[Many thanks to Peter Jordens for these links on Afro-Puerto Rican scholar Arturo Alfonso Schomburg (1874-1938).] Earlier this month, Shanice Davis, Vibe (6 February 2017) commented on a video posted by Raquel Reichard, Latina (3 February 2017) in “Meet Arturo Schomburg, an Afro-Puerto Rican Historian Called ‘The Father of Black History.’” In “Why Afro-Boricua Scholar Arturo Schomburg Should Be Celebrated This Black History Month,” Davis writes:
During the Harlem Renaissance, Afro-Boricua scholar Arturo Schomburg transformed New York Public Library’s “Division of Negro Literature, History and Prints” into an epicenter grounded in telling the story of the African diaspora.
Today, the Schomburg Center for Research in Black Culture stands as a National Historic Landmark after the Department of the Interior (DOI) recognized the longstanding cultural hub on Jan. 11, days before President Barack Obama completed his tenure in office.
According to Latina, the impetus of the Santurce native’s contribution to black history began in grade school, where he was told that “black people had no history, heroes or accomplishments.” Setting out to New York, the renowned bibliophile collected and preserved thousands of books, manuscripts, pamphlets and artwork throughout his lifetime that proved otherwise. [. . .]

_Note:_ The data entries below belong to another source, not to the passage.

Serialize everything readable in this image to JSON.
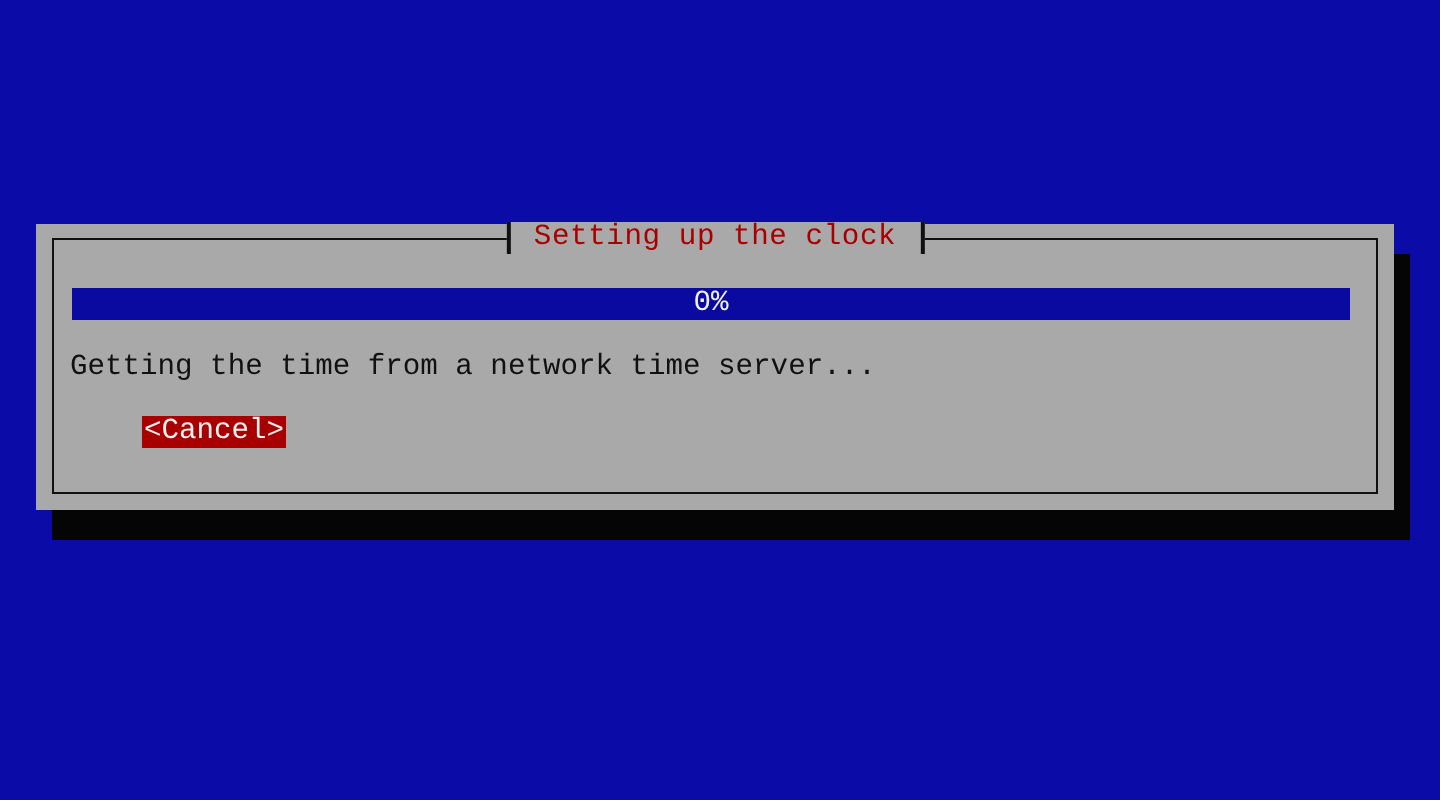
{
  "dialog": {
    "title": "Setting up the clock",
    "progress": {
      "level": 0,
      "reading": "0%"
    },
    "message": "Getting the time from a network time server...",
    "buttons": [
      {
        "label": "<Cancel>",
        "selected": true
      }
    ]
  }
}
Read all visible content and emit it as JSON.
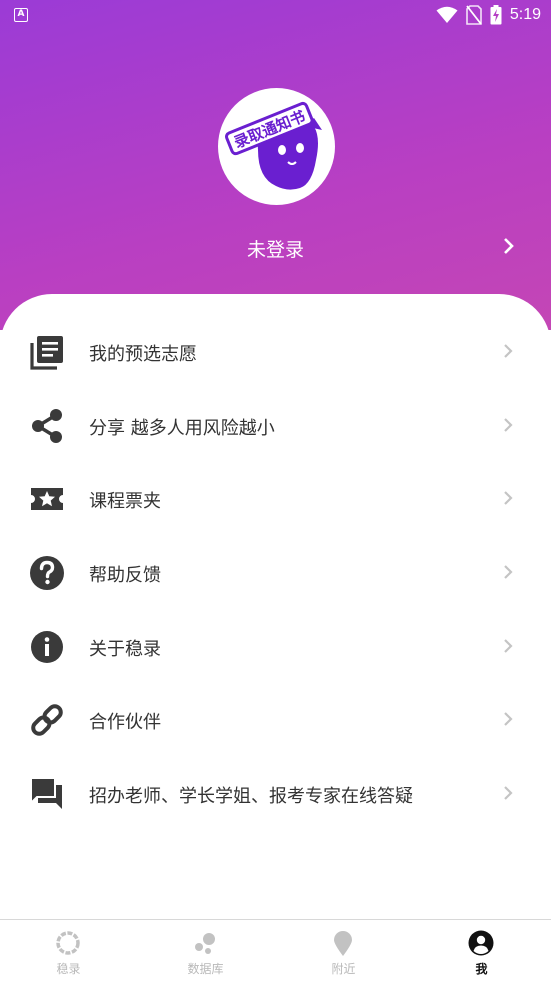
{
  "status_bar": {
    "app_icon_letter": "A",
    "time": "5:19"
  },
  "profile": {
    "avatar_text": "录取通知书",
    "login_label": "未登录"
  },
  "menu": [
    {
      "label": "我的预选志愿",
      "icon": "list-document-icon"
    },
    {
      "label": "分享 越多人用风险越小",
      "icon": "share-icon"
    },
    {
      "label": "课程票夹",
      "icon": "ticket-star-icon"
    },
    {
      "label": "帮助反馈",
      "icon": "help-circle-icon"
    },
    {
      "label": "关于稳录",
      "icon": "info-icon"
    },
    {
      "label": "合作伙伴",
      "icon": "link-icon"
    },
    {
      "label": "招办老师、学长学姐、报考专家在线答疑",
      "icon": "chat-icon"
    }
  ],
  "tabs": [
    {
      "label": "稳录",
      "icon": "ring-icon",
      "active": false
    },
    {
      "label": "数据库",
      "icon": "bubbles-icon",
      "active": false
    },
    {
      "label": "附近",
      "icon": "location-pin-icon",
      "active": false
    },
    {
      "label": "我",
      "icon": "user-icon",
      "active": true
    }
  ],
  "colors": {
    "header_start": "#9b3bd6",
    "header_end": "#c446b5",
    "icon_dark": "#3a3a3a",
    "chevron": "#c4c4c4",
    "tab_inactive": "#b8b8b8",
    "tab_active": "#111111"
  }
}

For full article, see http://www.vibe.com/2017/02/arturo-schomburg-black-history